HUTCHINS, THOMAS. 1730-1789.
A Topographical Description of Virginia, Pennsylvania, Maryland, and North Carolina, Comprehending the Rivers Ohio, Kenhawa, Sioto, Cherokee, Wabash, Illinois, Missisippi, &c. The Climate, Soil and Produce, Whether Animal, Vegetable, or Mineral; The Mountains, Creeks, Roads, Distances, Latitudes, &c. and of Every Part, Laid Down in the Annexed Map. London: for the author, and sold by J. Almon, 1778.
, ii, 67,  pp. 2 folding engraved plans, and folding engraved table of distances. 8vo (208 x 123 mm). Early blue wrappers.
[AND WITH]: A New Map of the Western Parts of Virginia, Pennsylvania, Maryland and North Carolina; Comprehending the River Ohio, and all the Rivers, which Fall into It; Part of the River Mississippi, the Whole of the Illinois River, Lake Erie; Part of the Lakes Huron, Michigan &c. And all the Country Bordering on these Lakes and Rivers.

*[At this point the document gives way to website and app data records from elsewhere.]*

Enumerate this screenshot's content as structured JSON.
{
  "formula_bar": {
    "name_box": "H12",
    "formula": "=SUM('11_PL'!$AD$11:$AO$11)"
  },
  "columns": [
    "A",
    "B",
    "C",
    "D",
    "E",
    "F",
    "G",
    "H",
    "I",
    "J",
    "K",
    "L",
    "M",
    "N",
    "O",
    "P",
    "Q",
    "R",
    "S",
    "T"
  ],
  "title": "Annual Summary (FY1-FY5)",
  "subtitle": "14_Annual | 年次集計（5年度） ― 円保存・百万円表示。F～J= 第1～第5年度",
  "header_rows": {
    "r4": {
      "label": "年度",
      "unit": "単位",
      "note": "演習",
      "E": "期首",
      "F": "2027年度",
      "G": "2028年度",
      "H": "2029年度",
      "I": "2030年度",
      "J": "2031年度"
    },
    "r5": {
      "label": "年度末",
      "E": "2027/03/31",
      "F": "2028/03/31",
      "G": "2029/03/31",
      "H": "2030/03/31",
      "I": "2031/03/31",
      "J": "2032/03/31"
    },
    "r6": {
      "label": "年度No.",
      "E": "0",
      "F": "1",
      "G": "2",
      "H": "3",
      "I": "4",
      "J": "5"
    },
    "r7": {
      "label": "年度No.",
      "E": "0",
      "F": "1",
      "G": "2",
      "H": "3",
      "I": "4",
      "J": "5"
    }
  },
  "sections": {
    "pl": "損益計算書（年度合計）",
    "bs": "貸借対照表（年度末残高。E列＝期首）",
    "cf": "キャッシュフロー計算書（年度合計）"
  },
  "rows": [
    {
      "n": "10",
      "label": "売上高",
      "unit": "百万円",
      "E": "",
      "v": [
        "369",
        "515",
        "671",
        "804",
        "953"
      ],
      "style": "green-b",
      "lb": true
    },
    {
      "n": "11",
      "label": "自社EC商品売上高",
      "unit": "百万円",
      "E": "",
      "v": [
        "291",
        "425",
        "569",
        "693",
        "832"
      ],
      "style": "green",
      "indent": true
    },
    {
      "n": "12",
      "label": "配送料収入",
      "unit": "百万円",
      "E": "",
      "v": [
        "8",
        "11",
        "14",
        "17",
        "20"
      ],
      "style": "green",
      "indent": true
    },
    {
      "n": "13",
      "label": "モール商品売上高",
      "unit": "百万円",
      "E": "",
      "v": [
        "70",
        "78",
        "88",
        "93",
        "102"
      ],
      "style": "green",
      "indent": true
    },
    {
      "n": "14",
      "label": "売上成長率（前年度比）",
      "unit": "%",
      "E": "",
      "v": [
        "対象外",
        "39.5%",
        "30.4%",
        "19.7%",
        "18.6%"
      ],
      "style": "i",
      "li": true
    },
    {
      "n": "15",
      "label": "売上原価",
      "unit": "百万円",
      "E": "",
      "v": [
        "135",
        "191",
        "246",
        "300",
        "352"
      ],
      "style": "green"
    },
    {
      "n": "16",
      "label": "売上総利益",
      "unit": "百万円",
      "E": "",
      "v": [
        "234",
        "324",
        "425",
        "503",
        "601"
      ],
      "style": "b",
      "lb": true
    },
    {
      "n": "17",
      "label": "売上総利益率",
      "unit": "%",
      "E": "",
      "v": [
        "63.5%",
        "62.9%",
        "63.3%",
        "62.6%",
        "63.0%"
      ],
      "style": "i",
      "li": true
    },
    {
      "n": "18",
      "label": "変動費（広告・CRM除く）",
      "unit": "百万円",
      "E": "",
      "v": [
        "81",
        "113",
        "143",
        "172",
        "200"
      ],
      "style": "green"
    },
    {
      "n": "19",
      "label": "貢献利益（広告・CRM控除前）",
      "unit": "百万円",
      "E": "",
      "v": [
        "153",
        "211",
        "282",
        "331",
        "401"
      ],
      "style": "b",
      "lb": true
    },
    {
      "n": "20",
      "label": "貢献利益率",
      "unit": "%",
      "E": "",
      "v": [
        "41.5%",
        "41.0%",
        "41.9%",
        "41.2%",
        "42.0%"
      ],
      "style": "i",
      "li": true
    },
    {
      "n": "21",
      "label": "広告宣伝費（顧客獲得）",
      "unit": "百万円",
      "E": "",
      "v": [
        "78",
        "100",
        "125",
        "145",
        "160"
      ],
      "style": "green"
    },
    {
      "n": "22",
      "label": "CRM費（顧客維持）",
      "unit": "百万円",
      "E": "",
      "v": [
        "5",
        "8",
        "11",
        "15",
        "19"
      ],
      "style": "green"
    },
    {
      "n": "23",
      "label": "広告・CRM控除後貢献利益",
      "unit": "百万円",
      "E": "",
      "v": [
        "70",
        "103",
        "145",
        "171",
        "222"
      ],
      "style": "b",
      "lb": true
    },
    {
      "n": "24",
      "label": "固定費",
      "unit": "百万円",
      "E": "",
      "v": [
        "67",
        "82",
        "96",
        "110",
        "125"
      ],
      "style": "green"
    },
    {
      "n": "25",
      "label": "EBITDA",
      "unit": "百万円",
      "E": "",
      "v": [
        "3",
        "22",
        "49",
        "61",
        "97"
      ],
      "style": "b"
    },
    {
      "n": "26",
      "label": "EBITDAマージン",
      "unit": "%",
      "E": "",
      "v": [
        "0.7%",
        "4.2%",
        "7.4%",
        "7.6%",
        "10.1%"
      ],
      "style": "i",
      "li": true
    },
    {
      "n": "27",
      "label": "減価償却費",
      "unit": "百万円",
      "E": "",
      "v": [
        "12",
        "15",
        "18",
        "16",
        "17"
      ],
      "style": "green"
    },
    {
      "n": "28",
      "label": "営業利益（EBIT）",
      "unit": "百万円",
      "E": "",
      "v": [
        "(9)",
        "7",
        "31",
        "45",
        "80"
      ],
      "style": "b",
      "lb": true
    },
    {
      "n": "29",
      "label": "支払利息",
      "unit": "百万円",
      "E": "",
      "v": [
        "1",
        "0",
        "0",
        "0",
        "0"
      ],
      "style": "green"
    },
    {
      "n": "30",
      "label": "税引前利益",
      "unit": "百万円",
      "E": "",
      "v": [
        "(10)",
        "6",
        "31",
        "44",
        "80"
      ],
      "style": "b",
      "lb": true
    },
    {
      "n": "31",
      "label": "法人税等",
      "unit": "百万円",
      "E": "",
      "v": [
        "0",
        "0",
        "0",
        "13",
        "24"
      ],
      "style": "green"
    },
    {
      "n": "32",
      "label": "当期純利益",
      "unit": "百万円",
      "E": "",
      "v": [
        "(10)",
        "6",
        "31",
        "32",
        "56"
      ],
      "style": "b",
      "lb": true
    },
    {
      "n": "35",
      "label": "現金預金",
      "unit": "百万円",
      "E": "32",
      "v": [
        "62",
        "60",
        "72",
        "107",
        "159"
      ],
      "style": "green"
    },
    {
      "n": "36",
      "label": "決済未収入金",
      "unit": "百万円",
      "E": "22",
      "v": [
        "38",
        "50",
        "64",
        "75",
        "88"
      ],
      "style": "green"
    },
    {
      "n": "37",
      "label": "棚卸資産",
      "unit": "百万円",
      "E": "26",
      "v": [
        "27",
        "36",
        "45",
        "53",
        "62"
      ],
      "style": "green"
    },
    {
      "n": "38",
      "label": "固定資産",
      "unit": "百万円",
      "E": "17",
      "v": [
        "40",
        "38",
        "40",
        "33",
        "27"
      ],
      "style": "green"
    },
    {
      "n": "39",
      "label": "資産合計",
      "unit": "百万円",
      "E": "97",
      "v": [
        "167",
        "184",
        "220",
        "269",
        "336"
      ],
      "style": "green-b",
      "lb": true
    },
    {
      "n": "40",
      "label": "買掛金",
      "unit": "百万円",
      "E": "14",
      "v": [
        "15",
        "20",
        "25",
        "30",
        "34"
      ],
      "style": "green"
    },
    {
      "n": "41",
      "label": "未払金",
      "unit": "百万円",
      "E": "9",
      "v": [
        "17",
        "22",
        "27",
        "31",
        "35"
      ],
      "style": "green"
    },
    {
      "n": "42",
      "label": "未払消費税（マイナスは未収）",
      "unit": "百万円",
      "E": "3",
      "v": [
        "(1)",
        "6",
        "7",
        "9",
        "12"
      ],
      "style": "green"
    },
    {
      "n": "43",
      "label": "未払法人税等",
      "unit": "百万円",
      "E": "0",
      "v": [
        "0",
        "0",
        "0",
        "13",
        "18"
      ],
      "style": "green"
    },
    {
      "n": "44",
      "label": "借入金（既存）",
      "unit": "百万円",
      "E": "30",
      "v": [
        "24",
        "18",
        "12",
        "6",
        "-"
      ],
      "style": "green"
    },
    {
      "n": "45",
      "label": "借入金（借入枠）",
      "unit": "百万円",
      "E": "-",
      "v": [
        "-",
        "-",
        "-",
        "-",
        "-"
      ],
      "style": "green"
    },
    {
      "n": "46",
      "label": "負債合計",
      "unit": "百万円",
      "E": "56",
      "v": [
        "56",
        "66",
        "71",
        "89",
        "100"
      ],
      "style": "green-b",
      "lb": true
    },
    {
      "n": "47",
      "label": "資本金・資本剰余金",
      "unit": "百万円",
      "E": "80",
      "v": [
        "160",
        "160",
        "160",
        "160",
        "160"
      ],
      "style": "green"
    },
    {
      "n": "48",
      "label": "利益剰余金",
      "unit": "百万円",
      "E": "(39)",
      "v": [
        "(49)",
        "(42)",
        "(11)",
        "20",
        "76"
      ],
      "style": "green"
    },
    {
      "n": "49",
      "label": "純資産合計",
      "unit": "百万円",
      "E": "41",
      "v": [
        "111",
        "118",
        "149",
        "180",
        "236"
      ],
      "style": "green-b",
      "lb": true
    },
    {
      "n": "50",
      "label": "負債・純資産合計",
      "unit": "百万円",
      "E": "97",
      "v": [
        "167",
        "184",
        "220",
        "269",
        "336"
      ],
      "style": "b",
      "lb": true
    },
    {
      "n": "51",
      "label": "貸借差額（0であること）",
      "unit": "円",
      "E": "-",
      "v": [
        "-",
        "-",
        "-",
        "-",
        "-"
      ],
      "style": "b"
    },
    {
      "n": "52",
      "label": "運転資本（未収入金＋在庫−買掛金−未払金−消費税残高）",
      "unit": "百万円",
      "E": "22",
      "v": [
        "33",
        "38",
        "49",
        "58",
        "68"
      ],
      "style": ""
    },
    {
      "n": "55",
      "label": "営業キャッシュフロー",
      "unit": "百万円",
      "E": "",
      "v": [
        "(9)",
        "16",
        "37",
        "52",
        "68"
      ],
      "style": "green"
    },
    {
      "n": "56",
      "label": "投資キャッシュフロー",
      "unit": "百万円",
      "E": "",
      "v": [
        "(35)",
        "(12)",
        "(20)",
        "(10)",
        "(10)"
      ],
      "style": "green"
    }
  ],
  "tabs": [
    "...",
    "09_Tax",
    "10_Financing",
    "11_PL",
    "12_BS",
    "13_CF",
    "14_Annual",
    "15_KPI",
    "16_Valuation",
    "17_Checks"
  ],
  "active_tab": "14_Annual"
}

London: T. Hutchins, 1778. 4 engraved sheets joined as 2 (approximately 940 x 1130 mm joined), with hand-coloring in outline. Housed in custom cloth folder and with text in cloth clamshell case. Text with minor toning including wrappers, but near fine. Map with a few minor stray stains, faint toning close to joins.
FIRST EDITION OF "BY FAR THE BEST MAP OF THE WEST PRINTED TO THAT TIME" (Streeter). The accompanying text is FIRST EDITION, FIRST STATE. Hutchins, born in New Jersey, was a military engineer in the British Army in America. When the Revolutionary War broke out he was unwilling to fight against his countrymen and was subsequently imprisoned for high treason. After his release in 1780, he returned to America, via France, and with Benjamin Franklin's aid was made official geographer of the United States. He was the first and only man to serve at this post. Hutchins compiled this phenomenal map from his own personal surveys made from 1764 to 1775, partly from his reconnoitering tours during the French and Indian Wars. This four-sheet, separately-issued map, which is mentioned in the title of the text volume, covers from the Allegheny Mountains in the east to past the Mississippi River in the west and to about the mouth of the Arkansas River in the southwest and the Wisconsin River in the northwest. It is generally considered the first true general map of the American Midwest and Cumming calls it the best colonial map of the region south of the Great Lakes. Clark I:258; Cumming British Maps of Colonial America p 36; Field 744; Graff 2029; Howes H846 ("d"); Sabin 34054; Streeter sale 1299-1300.
Acquisition: Siebert sale, Sotheby's New York, May 21, 1999, lot 289, $37,000.